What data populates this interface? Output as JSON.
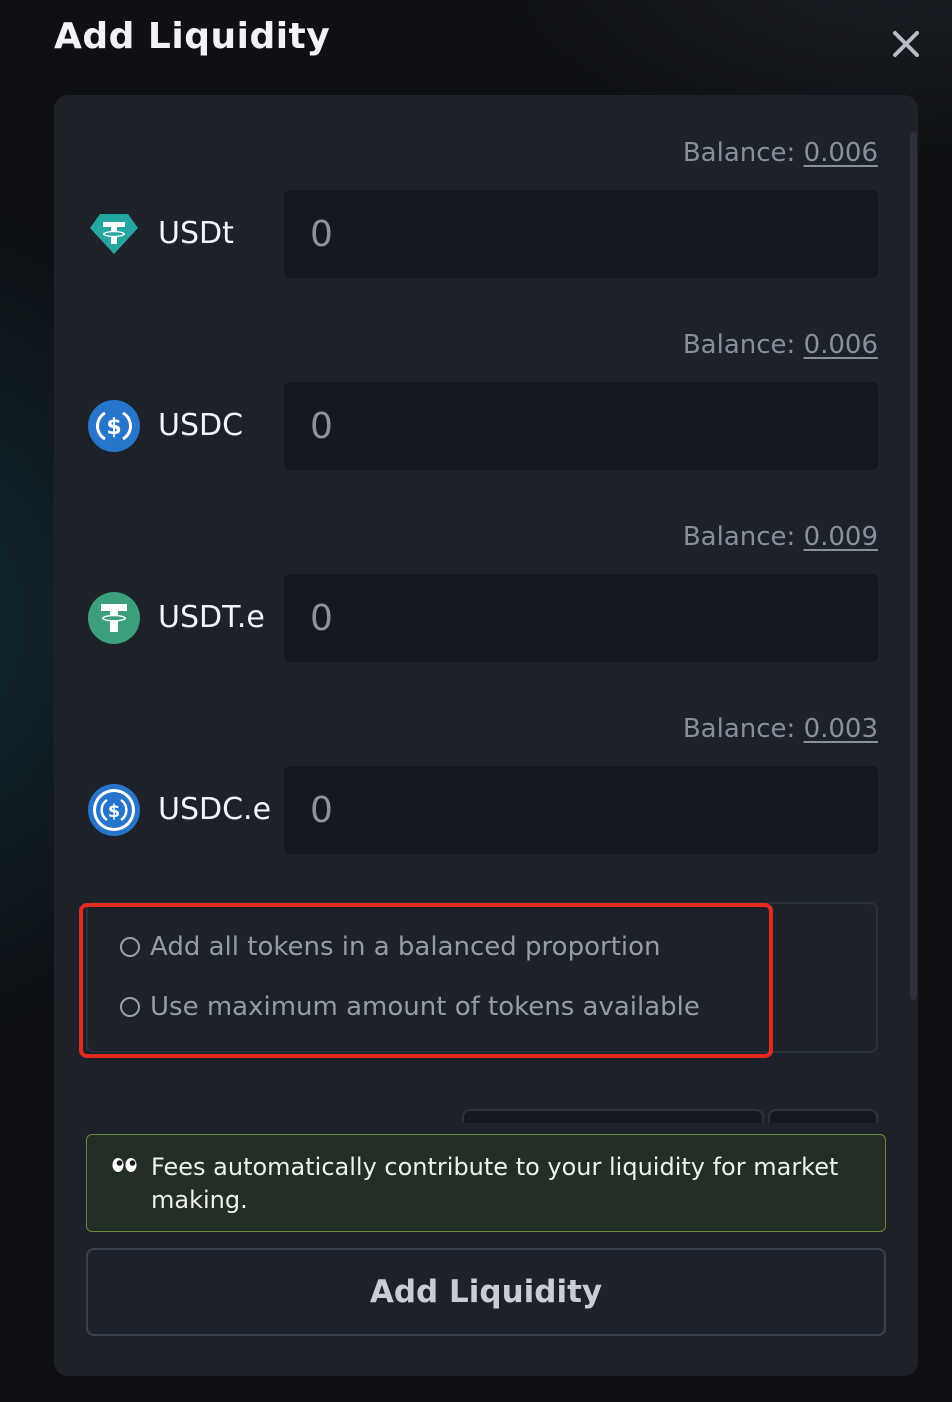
{
  "modal": {
    "title": "Add Liquidity",
    "close_icon": "close-icon"
  },
  "tokens": [
    {
      "symbol": "USDt",
      "balance_label": "Balance:",
      "balance": "0.006",
      "value": "0",
      "icon": "tether-gem-icon",
      "color": "#26a6a0"
    },
    {
      "symbol": "USDC",
      "balance_label": "Balance:",
      "balance": "0.006",
      "value": "0",
      "icon": "usdc-icon",
      "color": "#2775ca"
    },
    {
      "symbol": "USDT.e",
      "balance_label": "Balance:",
      "balance": "0.009",
      "value": "0",
      "icon": "tether-icon",
      "color": "#3d9f7c"
    },
    {
      "symbol": "USDC.e",
      "balance_label": "Balance:",
      "balance": "0.003",
      "value": "0",
      "icon": "usdc-icon",
      "color": "#2775ca"
    }
  ],
  "options": [
    {
      "label": "Add all tokens in a balanced proportion",
      "selected": false
    },
    {
      "label": "Use maximum amount of tokens available",
      "selected": false
    }
  ],
  "notice": {
    "icon": "eyes-icon",
    "text": "Fees automatically contribute to your liquidity for market making."
  },
  "submit": {
    "label": "Add Liquidity"
  },
  "colors": {
    "highlight": "#e4291f",
    "notice_border": "#6b8a3c"
  }
}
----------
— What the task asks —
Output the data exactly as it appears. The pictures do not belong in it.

— Reply —
What data populates this interface? Output as JSON.
{
  "modal": {
    "title": "Add Liquidity",
    "close_icon": "close-icon"
  },
  "tokens": [
    {
      "symbol": "USDt",
      "balance_label": "Balance:",
      "balance": "0.006",
      "value": "0",
      "icon": "tether-gem-icon",
      "color": "#26a6a0"
    },
    {
      "symbol": "USDC",
      "balance_label": "Balance:",
      "balance": "0.006",
      "value": "0",
      "icon": "usdc-icon",
      "color": "#2775ca"
    },
    {
      "symbol": "USDT.e",
      "balance_label": "Balance:",
      "balance": "0.009",
      "value": "0",
      "icon": "tether-icon",
      "color": "#3d9f7c"
    },
    {
      "symbol": "USDC.e",
      "balance_label": "Balance:",
      "balance": "0.003",
      "value": "0",
      "icon": "usdc-icon",
      "color": "#2775ca"
    }
  ],
  "options": [
    {
      "label": "Add all tokens in a balanced proportion",
      "selected": false
    },
    {
      "label": "Use maximum amount of tokens available",
      "selected": false
    }
  ],
  "notice": {
    "icon": "eyes-icon",
    "text": "Fees automatically contribute to your liquidity for market making."
  },
  "submit": {
    "label": "Add Liquidity"
  },
  "colors": {
    "highlight": "#e4291f",
    "notice_border": "#6b8a3c"
  }
}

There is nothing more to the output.